Added teachers would shrink elementary class sizes
Eudora could likely get an additional kindergarten and third-grade teacher if enrollments come in as projected.
The Eudora USD 491 budget includes the caveat that new teachers would be added if kindergarten had more than 100 students or the third grade had more than 105 students. Superintendent Marty Kobza said the district expected 116 third-graders. That would put about 24 students in the grade's current five units. An additional teacher would lower class sizes to 19 to 20 students, keeping the Board's student-to-teacher ratio goal.
But, Kobza said, 20 students per class were a lot of kindergartners. With 100 or more students, adding another afternoon section of kindergarten would keep those numbers lower.
"Class size is always important, but the older students get, the more you can deal with a larger number of students," Kobza said.
Even though the official head count isn't taken until late September, Kobza said, the district would base its decision on how many students showed up in the seats at the start of school, which began its first full day Thursday.

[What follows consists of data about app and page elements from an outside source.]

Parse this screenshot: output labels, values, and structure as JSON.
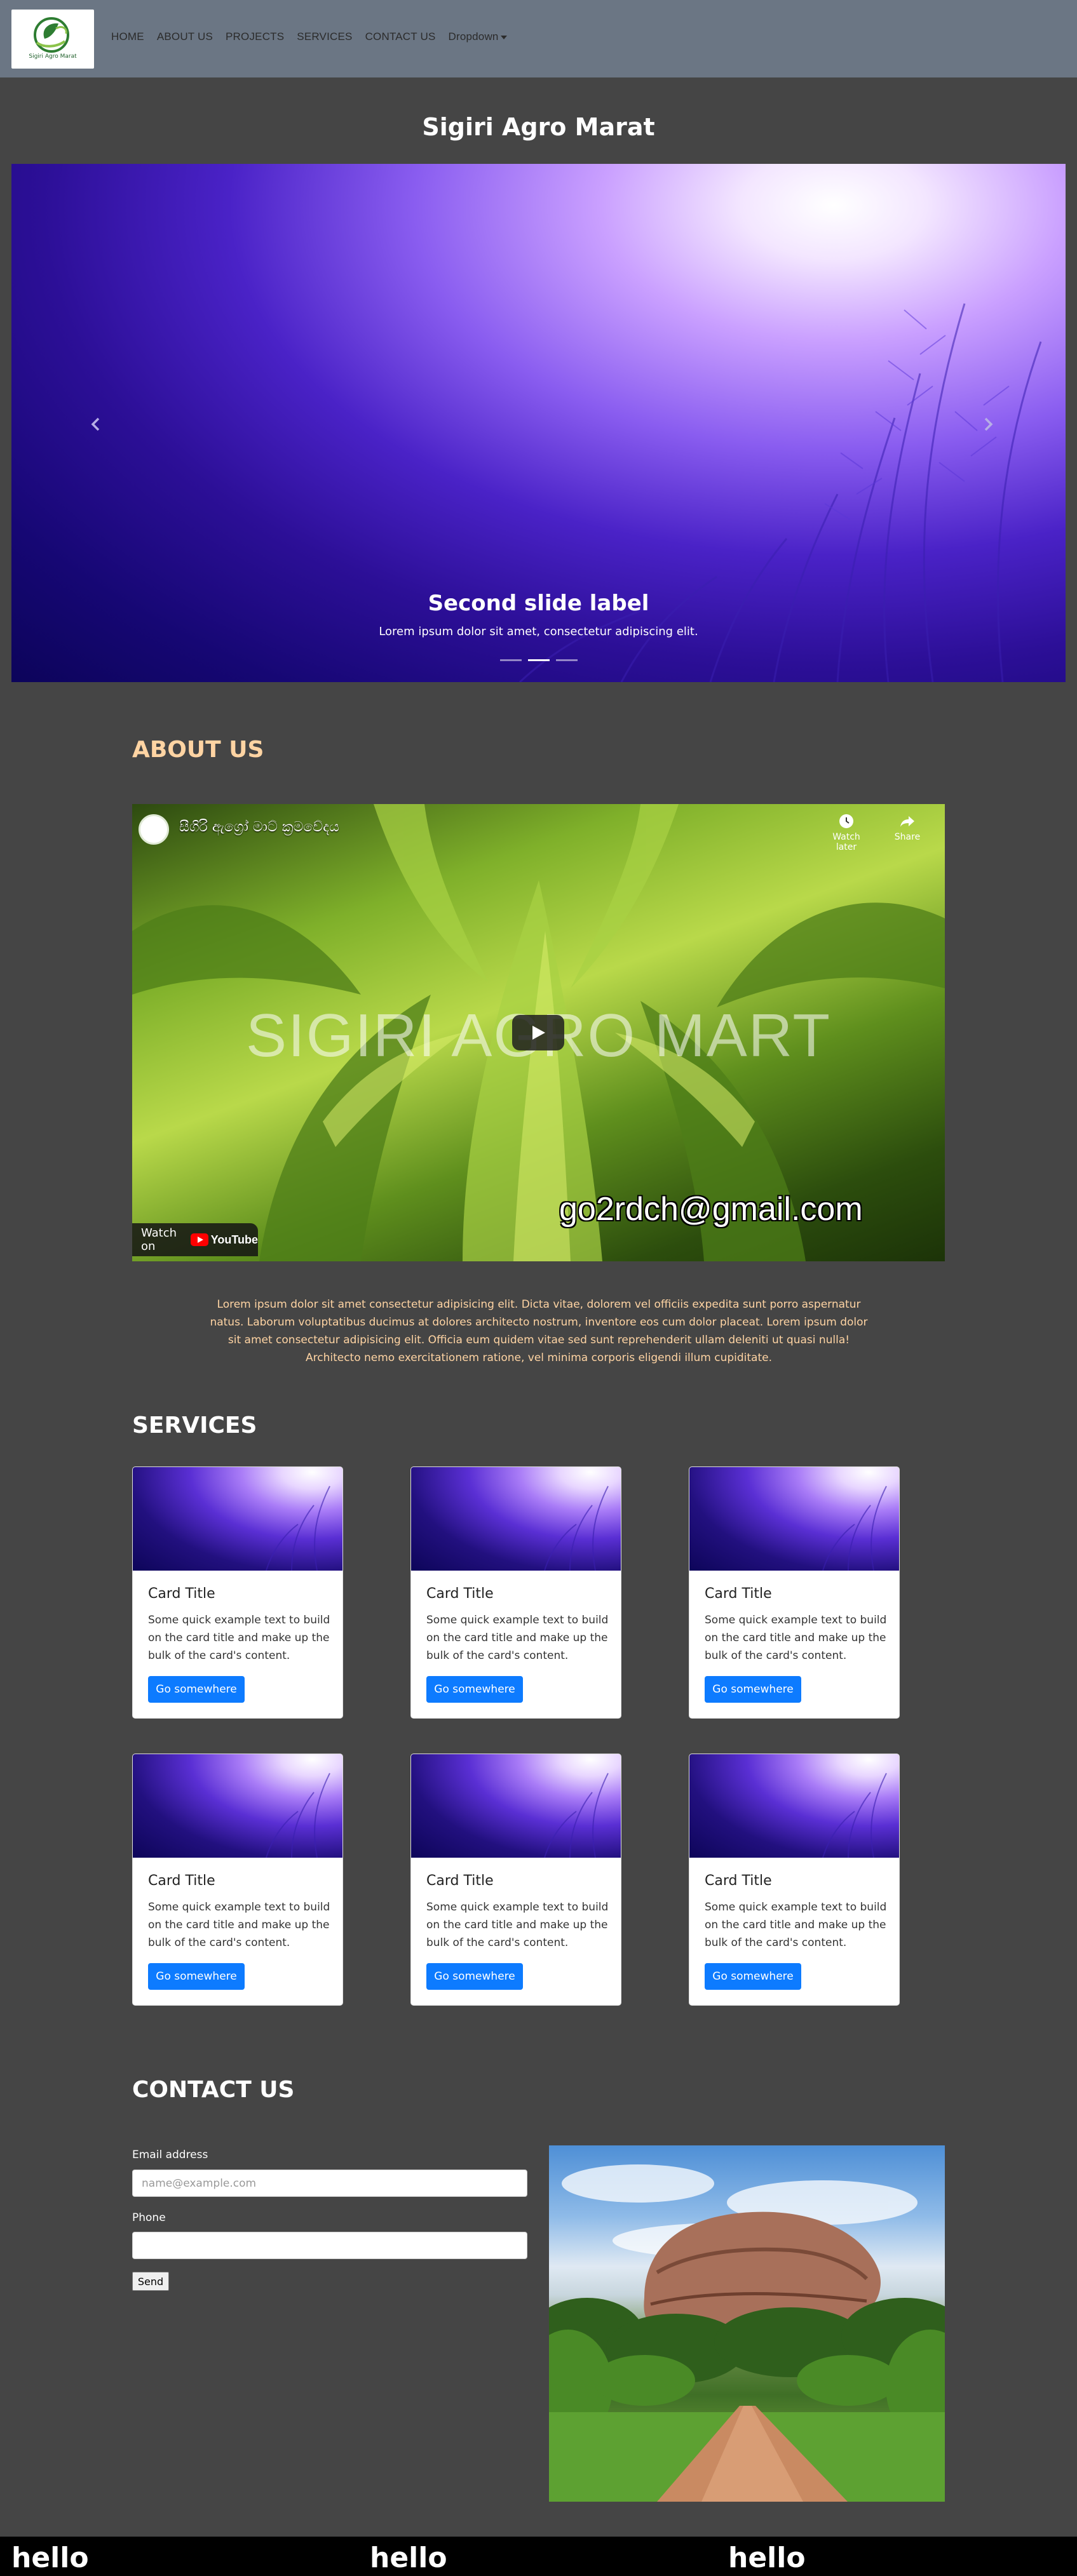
{
  "navbar": {
    "logo_text": "Sigiri Agro Marat",
    "items": [
      {
        "label": "HOME"
      },
      {
        "label": "ABOUT US"
      },
      {
        "label": "PROJECTS"
      },
      {
        "label": "SERVICES"
      },
      {
        "label": "CONTACT US"
      },
      {
        "label": "Dropdown"
      }
    ]
  },
  "site_title": "Sigiri Agro Marat",
  "carousel": {
    "slide_label": "Second slide label",
    "slide_description": "Lorem ipsum dolor sit amet, consectetur adipiscing elit.",
    "slide_count": 3,
    "active_slide": 2
  },
  "about": {
    "heading": "ABOUT US",
    "video": {
      "channel_title": "සීගිරි ඇග්‍රෝ මාට් ක්‍රමවේදය",
      "watch_later": "Watch later",
      "share": "Share",
      "overlay_text": "SIGIRI AGRO MART",
      "email_overlay": "go2rdch@gmail.com",
      "watch_on": "Watch on",
      "youtube": "YouTube"
    },
    "text": "Lorem ipsum dolor sit amet consectetur adipisicing elit. Dicta vitae, dolorem vel officiis expedita sunt porro aspernatur natus. Laborum voluptatibus ducimus at dolores architecto nostrum, inventore eos cum dolor placeat. Lorem ipsum dolor sit amet consectetur adipisicing elit. Officia eum quidem vitae sed sunt reprehenderit ullam deleniti ut quasi nulla! Architecto nemo exercitationem ratione, vel minima corporis eligendi illum cupiditate."
  },
  "services": {
    "heading": "SERVICES",
    "cards": [
      {
        "title": "Card Title",
        "text": "Some quick example text to build on the card title and make up the bulk of the card's content.",
        "button": "Go somewhere"
      },
      {
        "title": "Card Title",
        "text": "Some quick example text to build on the card title and make up the bulk of the card's content.",
        "button": "Go somewhere"
      },
      {
        "title": "Card Title",
        "text": "Some quick example text to build on the card title and make up the bulk of the card's content.",
        "button": "Go somewhere"
      },
      {
        "title": "Card Title",
        "text": "Some quick example text to build on the card title and make up the bulk of the card's content.",
        "button": "Go somewhere"
      },
      {
        "title": "Card Title",
        "text": "Some quick example text to build on the card title and make up the bulk of the card's content.",
        "button": "Go somewhere"
      },
      {
        "title": "Card Title",
        "text": "Some quick example text to build on the card title and make up the bulk of the card's content.",
        "button": "Go somewhere"
      }
    ]
  },
  "contact": {
    "heading": "CONTACT US",
    "email_label": "Email address",
    "email_placeholder": "name@example.com",
    "email_value": "",
    "phone_label": "Phone",
    "phone_value": "",
    "send_button": "Send"
  },
  "footer": {
    "items": [
      {
        "label": "hello"
      },
      {
        "label": "hello"
      },
      {
        "label": "hello"
      }
    ]
  }
}
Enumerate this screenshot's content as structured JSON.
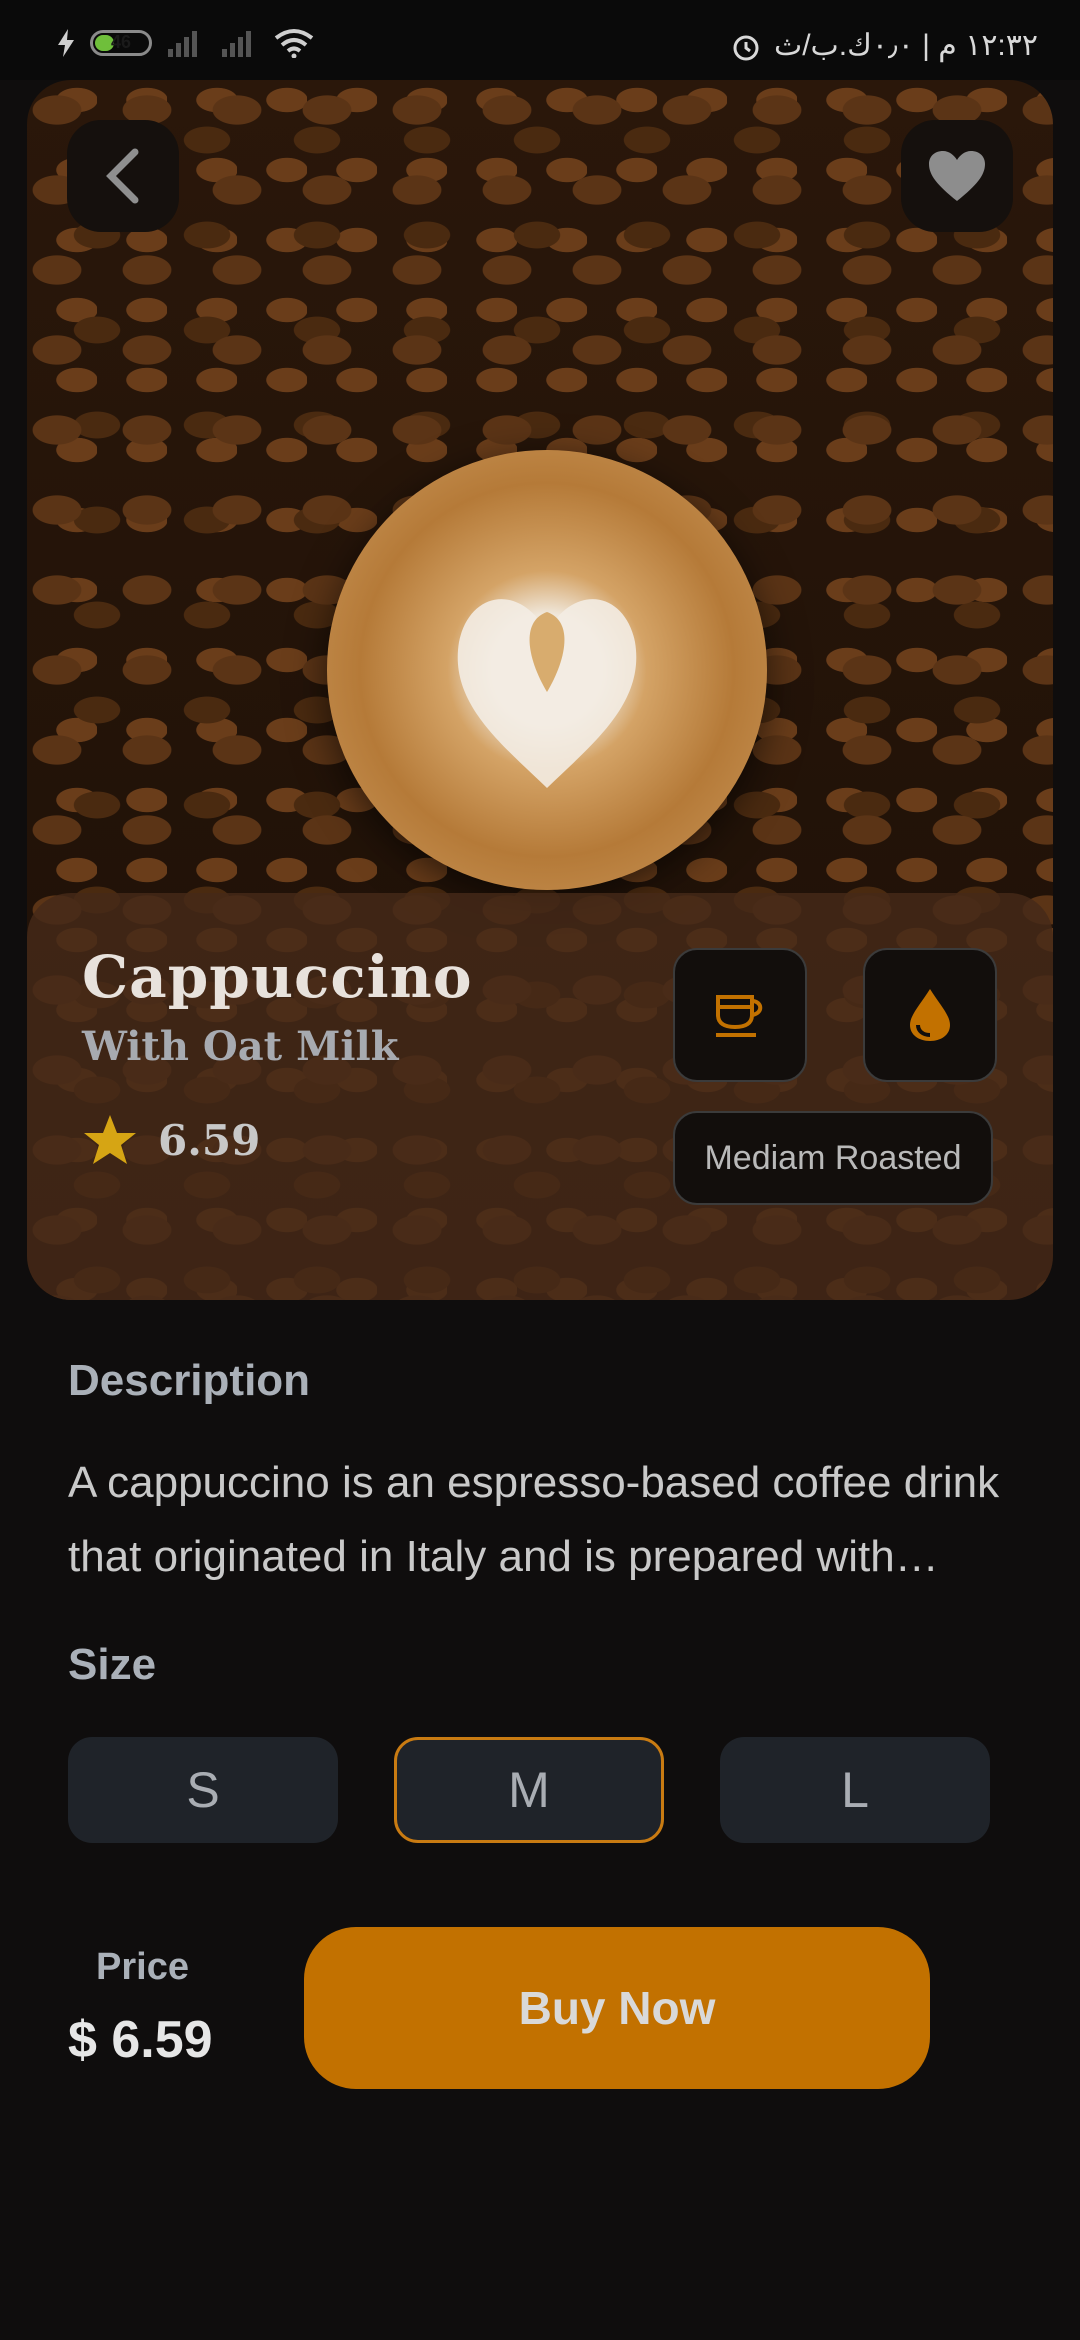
{
  "status_bar": {
    "battery": "46",
    "time": "١٢:٣٢ م | ٠٫٠ك.ب/ث"
  },
  "product": {
    "name": "Cappuccino",
    "subtitle": "With Oat Milk",
    "rating": "6.59",
    "roast": "Mediam Roasted"
  },
  "description": {
    "title": "Description",
    "text": "A cappuccino  is an espresso-based coffee drink that originated in Italy and is prepared with steamed milk foam."
  },
  "size": {
    "title": "Size",
    "options": [
      "S",
      "M",
      "L"
    ],
    "selected": "M"
  },
  "footer": {
    "price_label": "Price",
    "price_value": "$ 6.59",
    "buy_label": "Buy Now"
  },
  "colors": {
    "accent": "#c27100",
    "background": "#0f0d0d",
    "size_button": "#1f2329"
  },
  "icons": {
    "back": "chevron-left-icon",
    "favorite": "heart-icon",
    "rating": "star-icon",
    "coffee": "coffee-cup-icon",
    "milk": "drop-icon"
  }
}
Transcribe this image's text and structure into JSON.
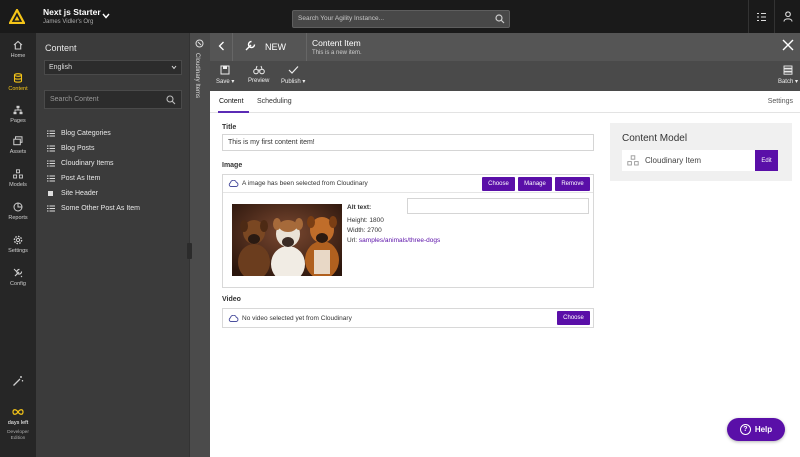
{
  "colors": {
    "accent": "#5a0fa8",
    "logo": "#f5c518",
    "topbar": "#1a1a1a"
  },
  "topbar": {
    "org_name": "Next js Starter",
    "org_sub": "James Vidler's Org",
    "search_placeholder": "Search Your Agility Instance..."
  },
  "nav": {
    "items": [
      {
        "label": "Home",
        "icon": "home-icon"
      },
      {
        "label": "Content",
        "icon": "database-icon"
      },
      {
        "label": "Pages",
        "icon": "sitemap-icon"
      },
      {
        "label": "Assets",
        "icon": "images-icon"
      },
      {
        "label": "Models",
        "icon": "models-icon"
      },
      {
        "label": "Reports",
        "icon": "chart-icon"
      },
      {
        "label": "Settings",
        "icon": "gear-icon"
      },
      {
        "label": "Config",
        "icon": "wrench-icon"
      }
    ],
    "days_label": "days left",
    "edition": "Developer Edition"
  },
  "content_panel": {
    "title": "Content",
    "language": "English",
    "search_placeholder": "Search Content",
    "tree": [
      {
        "label": "Blog Categories",
        "icon": "list-icon"
      },
      {
        "label": "Blog Posts",
        "icon": "list-icon"
      },
      {
        "label": "Cloudinary Items",
        "icon": "list-icon"
      },
      {
        "label": "Post As Item",
        "icon": "list-icon"
      },
      {
        "label": "Site Header",
        "icon": "square-icon"
      },
      {
        "label": "Some Other Post As Item",
        "icon": "list-icon"
      }
    ]
  },
  "strip": {
    "label": "Cloudinary Items"
  },
  "item": {
    "new_label": "NEW",
    "title": "Content Item",
    "subtitle": "This is a new item.",
    "toolbar": {
      "save": "Save",
      "preview": "Preview",
      "publish": "Publish",
      "batch": "Batch"
    }
  },
  "tabs": {
    "content": "Content",
    "scheduling": "Scheduling",
    "settings": "Settings"
  },
  "form": {
    "title_label": "Title",
    "title_value": "This is my first content item!",
    "image_label": "Image",
    "image_status": "A image has been selected from Cloudinary",
    "choose": "Choose",
    "manage": "Manage",
    "remove": "Remove",
    "alt_text": "Alt text:",
    "height": "Height: 1800",
    "width": "Width: 2700",
    "url_prefix": "Url:",
    "url_value": "samples/animals/three-dogs",
    "video_label": "Video",
    "video_status": "No video selected yet from Cloudinary",
    "video_choose": "Choose"
  },
  "content_model": {
    "title": "Content Model",
    "item": "Cloudinary Item",
    "edit": "Edit"
  },
  "help": {
    "label": "Help"
  }
}
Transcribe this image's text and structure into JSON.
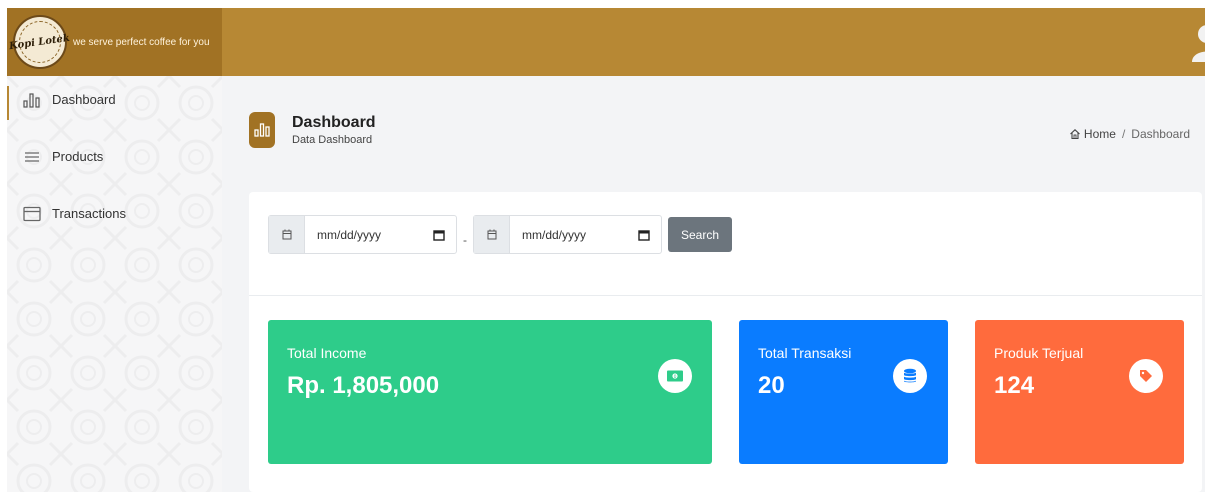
{
  "brand": {
    "logo_text": "Kopi Lotek",
    "tagline": "we serve perfect coffee for you"
  },
  "sidebar": {
    "items": [
      {
        "label": "Dashboard",
        "icon": "bar-chart-icon",
        "active": true
      },
      {
        "label": "Products",
        "icon": "menu-lines-icon",
        "active": false
      },
      {
        "label": "Transactions",
        "icon": "window-icon",
        "active": false
      }
    ]
  },
  "page": {
    "title": "Dashboard",
    "subtitle": "Data Dashboard"
  },
  "breadcrumb": {
    "home": "Home",
    "separator": "/",
    "current": "Dashboard"
  },
  "filter": {
    "start_placeholder": "mm/dd/yyyy",
    "end_placeholder": "mm/dd/yyyy",
    "separator": "-",
    "search_label": "Search"
  },
  "stats": [
    {
      "label": "Total Income",
      "value": "Rp. 1,805,000",
      "icon": "money-icon",
      "color": "#2ecc8a"
    },
    {
      "label": "Total Transaksi",
      "value": "20",
      "icon": "database-icon",
      "color": "#0a7cff"
    },
    {
      "label": "Produk Terjual",
      "value": "124",
      "icon": "tag-icon",
      "color": "#ff6b3d"
    }
  ],
  "colors": {
    "header": "#b78834",
    "brand_bg": "#a17224",
    "search_button": "#6c757d"
  }
}
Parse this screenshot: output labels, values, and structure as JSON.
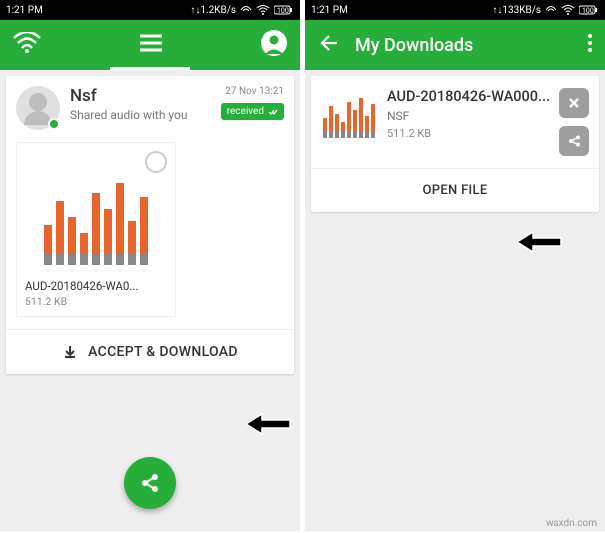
{
  "left": {
    "status": {
      "time": "1:21 PM",
      "speed": "1.2KB/s"
    },
    "sender": "Nsf",
    "subtitle": "Shared audio with you",
    "timestamp": "27 Nov 13:21",
    "badge": "received",
    "file": {
      "name": "AUD-20180426-WA0...",
      "size": "511.2 KB"
    },
    "accept_label": "ACCEPT & DOWNLOAD"
  },
  "right": {
    "status": {
      "time": "1:21 PM",
      "speed": "133KB/s"
    },
    "title": "My Downloads",
    "file": {
      "name": "AUD-20180426-WA000...",
      "sender": "NSF",
      "size": "511.2 KB"
    },
    "open_label": "OPEN FILE"
  },
  "watermark": "wsxdn.com"
}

The district would know by Friday what it would have to do, he said, but students wouldn't be assigned to and moved into their new classes until after Labor Day.
"I know that's awkward, but we want to make sure it's a good decision," Kobza said. "That's when you really get rolling anyway."
Moreover, he said, for the first few days of school students were doing the same activities in the classroom anyway, regardless of which teacher they had. Both Eudora West and Nottingham elementary schools have classroom space for additional sections, and adding those sections will be made easier because the district already has qualified teachers working as paraprofessionals who can be bumped up into teaching positions right away. Hiring certified teachers as paras was an intentional move, Kobza said.
"We knew we could put them in a full-time teaching spot and feel good about it," he said.
Unofficial estimates predict a full-time enrollment of 1,233 students in the district. Full-time enrollment accounts for each student in the district, taking into account how many hours a day a student is in school. For instance, kindergartners counts as half a student in FTE counts.
If the estimate was close, Kobza said the district could expect $293,000 additional dollars from the state to compliment additional state money Eudora will receive by way of facilities weighting for the new high school building.
"It gives us room to possibly do some stuff with the third grade and kindergarten," Kobza said.
The state's property tax acceleration has thrown a monkey wrench in this year's district budget. Because property taxes will be due in May instead of June, Kobza said the district would be getting a third more money in taxes this year than it usually does.
"It doesn't mean we'll see any more money," he said. "We can't spend any more. We can't collect any more than we're already collecting."
If the district made the mill levy about 58, which it had anticipated doing earlier, the mill levy would spike in subsequent years. By lowering it to 64 from last year's 66, Kobza said, taxpayers would have a smoother transition.
"They can plan without having to be put in a difficult situation," he said.
The budget also allows $12,500 for the school's libraries, and increased money spent on food services and summer school.